Then, three days later (Aug. 30), we also had the unusual activity in MAKO calls and puts (See graphic MAKOoptionmonster)

The trades we cited on OptionMonster were the purchase of 2,500 January 15 calls, sale of 2,500 January 22.50 calls, and the sale of 2,500 January 12.50 puts. The trade, which allowed the owner to control MAKO from $15 to $22.50, was established for $0.80, or a total investment of $200,000 ($0.80 x 2,500 x 100 shares per option). This trade had the potential to expand from $0.80 to $7.50, a level that it achieved today as shares of MAKO exploded to $29 on the takeover—a profit of $1,675,000.

The investors didn't stop there. Najarian continued:

They doubled down this past week, doing a similar spread, buying the January 17.50 calls while selling the January 22.50 calls and January 12.50 puts for a net cost of $0.50. This was done 1,000 times, so that was a $50,000 investment. The potential windfall if shares were above $22.50 would be $4.50 per spread, or $450,000.

Then, just for good measure, someone bought 386 November 22.50 calls for about $0.16, a mere $6,176 investment. But as shares of MAKO traded to $29.53 today, those November 22.50 calls were worth $7. Backing out the $0.16 invested, you get a paper profit of $6.84 on 386 options, or $264,024!
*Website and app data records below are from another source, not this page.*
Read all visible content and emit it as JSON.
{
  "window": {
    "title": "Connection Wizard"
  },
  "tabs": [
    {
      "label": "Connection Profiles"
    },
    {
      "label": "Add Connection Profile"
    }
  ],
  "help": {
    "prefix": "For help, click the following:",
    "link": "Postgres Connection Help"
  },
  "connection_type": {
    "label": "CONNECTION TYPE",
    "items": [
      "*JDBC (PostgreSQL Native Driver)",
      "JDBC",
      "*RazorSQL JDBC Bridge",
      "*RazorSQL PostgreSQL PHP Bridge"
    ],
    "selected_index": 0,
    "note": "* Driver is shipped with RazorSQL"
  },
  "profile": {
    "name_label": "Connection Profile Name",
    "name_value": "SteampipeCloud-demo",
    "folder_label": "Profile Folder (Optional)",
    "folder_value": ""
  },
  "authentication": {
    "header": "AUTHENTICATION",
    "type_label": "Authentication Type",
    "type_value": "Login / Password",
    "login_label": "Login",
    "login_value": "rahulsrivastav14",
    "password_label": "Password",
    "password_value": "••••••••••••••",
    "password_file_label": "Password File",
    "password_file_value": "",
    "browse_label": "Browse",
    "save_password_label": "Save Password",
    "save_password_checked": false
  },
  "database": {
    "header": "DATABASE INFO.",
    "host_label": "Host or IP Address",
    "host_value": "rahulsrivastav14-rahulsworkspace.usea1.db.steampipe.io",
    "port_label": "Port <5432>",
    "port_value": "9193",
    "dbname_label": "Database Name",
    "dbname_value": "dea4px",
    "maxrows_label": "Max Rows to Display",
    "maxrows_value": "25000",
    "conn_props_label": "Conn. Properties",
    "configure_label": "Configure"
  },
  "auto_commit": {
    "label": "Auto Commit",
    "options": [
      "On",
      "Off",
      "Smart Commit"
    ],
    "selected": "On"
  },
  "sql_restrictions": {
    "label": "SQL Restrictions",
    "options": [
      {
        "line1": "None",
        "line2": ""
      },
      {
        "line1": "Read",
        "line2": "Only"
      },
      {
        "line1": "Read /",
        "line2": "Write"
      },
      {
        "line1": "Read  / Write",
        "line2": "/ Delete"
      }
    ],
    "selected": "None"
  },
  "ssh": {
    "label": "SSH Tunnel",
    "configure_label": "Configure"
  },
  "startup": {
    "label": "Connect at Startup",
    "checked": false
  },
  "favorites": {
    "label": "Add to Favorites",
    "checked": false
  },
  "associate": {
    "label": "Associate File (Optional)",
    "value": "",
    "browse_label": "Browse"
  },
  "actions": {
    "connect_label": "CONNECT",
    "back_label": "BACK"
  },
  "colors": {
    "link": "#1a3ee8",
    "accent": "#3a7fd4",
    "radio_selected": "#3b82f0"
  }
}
The Securities and Exchange Commission would not comment on whether it is looking into the activity.

—By CNBC's Patti Domm. Follow her on twitter @pattidomm.